### Task details
Each line of the data that includes the string "Flower" is to be copied out.

----- The data -----

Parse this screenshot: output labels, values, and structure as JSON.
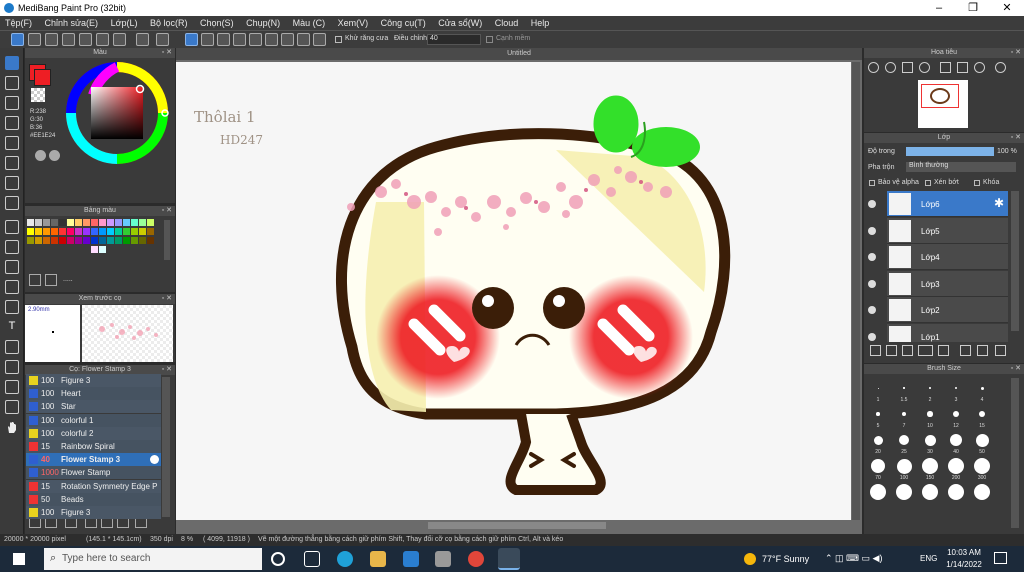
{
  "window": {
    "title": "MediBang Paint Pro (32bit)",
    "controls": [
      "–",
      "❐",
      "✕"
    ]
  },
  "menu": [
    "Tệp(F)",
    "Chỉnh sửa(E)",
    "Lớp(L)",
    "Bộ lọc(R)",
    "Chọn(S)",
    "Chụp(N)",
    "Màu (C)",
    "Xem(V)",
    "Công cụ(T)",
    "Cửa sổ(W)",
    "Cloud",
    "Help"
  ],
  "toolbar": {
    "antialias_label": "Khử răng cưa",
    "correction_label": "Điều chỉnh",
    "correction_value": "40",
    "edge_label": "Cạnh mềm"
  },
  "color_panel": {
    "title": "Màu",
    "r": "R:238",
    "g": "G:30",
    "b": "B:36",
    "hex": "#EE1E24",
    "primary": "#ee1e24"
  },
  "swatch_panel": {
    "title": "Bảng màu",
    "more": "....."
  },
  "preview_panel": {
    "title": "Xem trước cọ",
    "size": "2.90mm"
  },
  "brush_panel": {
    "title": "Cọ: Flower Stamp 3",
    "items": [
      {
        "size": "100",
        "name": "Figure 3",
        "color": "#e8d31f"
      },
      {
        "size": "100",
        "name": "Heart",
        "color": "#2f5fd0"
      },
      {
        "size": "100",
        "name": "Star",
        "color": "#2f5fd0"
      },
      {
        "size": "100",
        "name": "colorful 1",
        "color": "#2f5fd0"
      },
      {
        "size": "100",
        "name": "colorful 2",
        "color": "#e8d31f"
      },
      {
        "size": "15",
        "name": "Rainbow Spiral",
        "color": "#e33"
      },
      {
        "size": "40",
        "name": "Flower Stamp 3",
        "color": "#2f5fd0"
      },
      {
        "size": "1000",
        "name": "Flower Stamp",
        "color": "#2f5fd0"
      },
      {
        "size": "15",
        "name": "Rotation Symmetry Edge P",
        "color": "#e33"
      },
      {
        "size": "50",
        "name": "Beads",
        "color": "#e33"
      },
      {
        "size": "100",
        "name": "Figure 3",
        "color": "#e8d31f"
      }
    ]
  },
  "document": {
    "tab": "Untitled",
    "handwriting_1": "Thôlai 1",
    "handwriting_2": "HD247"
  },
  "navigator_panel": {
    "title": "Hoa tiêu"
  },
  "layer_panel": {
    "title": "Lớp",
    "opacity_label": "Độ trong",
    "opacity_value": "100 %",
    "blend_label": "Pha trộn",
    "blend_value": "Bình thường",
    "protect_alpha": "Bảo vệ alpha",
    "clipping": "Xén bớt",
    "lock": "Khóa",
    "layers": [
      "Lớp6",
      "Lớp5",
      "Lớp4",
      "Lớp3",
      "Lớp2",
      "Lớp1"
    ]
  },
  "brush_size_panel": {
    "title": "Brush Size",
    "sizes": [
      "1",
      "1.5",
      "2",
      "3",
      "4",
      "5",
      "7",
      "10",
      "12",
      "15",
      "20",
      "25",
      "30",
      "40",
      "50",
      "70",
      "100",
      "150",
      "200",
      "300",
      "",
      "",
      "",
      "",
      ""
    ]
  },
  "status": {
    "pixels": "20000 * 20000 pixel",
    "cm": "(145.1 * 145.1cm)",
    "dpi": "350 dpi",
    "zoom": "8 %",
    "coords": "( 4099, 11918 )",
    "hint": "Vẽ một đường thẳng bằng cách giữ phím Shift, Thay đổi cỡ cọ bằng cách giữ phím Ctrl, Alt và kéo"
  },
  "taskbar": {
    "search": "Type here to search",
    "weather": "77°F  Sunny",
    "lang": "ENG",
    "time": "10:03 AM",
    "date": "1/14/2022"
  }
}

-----

### Task output
    "title": "Cọ: Flower Stamp 3",
        "name": "Flower Stamp 3",
        "name": "Flower Stamp",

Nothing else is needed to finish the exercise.